_TASK TO COMPLETE_
All of the data below should be output exactly as given.

[Items from an interface collection]

========================================

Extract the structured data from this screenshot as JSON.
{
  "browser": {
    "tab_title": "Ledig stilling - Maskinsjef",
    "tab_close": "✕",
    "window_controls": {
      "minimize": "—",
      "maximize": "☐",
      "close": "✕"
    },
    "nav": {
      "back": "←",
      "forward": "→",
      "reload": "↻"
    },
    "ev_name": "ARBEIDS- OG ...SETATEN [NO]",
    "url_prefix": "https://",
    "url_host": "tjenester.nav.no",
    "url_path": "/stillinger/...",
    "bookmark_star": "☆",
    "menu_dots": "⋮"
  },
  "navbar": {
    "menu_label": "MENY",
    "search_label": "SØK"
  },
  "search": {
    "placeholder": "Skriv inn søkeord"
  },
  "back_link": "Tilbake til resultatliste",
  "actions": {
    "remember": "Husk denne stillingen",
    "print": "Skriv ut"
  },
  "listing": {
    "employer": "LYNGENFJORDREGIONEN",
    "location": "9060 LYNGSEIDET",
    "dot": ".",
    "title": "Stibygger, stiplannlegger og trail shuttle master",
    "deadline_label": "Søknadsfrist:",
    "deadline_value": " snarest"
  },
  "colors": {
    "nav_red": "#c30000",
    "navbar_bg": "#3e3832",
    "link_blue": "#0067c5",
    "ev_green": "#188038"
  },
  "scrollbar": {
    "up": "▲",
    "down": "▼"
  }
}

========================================

_SOLVED PROBLEM_
Extract the structured data from this screenshot as JSON.
{
  "browser": {
    "tab_title": "Ledig stilling - Maskinsjef",
    "tab_close": "✕",
    "window_controls": {
      "minimize": "—",
      "maximize": "☐",
      "close": "✕"
    },
    "nav": {
      "back": "←",
      "forward": "→",
      "reload": "↻"
    },
    "ev_name": "ARBEIDS- OG ...SETATEN [NO]",
    "url_prefix": "https://",
    "url_host": "tjenester.nav.no",
    "url_path": "/stillinger/...",
    "bookmark_star": "☆",
    "menu_dots": "⋮"
  },
  "navbar": {
    "menu_label": "MENY",
    "search_label": "SØK"
  },
  "search": {
    "placeholder": "Skriv inn søkeord"
  },
  "back_link": "Tilbake til resultatliste",
  "actions": {
    "remember": "Husk denne stillingen",
    "print": "Skriv ut"
  },
  "listing": {
    "employer": "LYNGENFJORDREGIONEN",
    "location": "9060 LYNGSEIDET",
    "dot": ".",
    "title": "Stibygger, stiplannlegger og trail shuttle master",
    "deadline_label": "Søknadsfrist:",
    "deadline_value": " snarest"
  },
  "colors": {
    "nav_red": "#c30000",
    "navbar_bg": "#3e3832",
    "link_blue": "#0067c5",
    "ev_green": "#188038"
  },
  "scrollbar": {
    "up": "▲",
    "down": "▼"
  }
}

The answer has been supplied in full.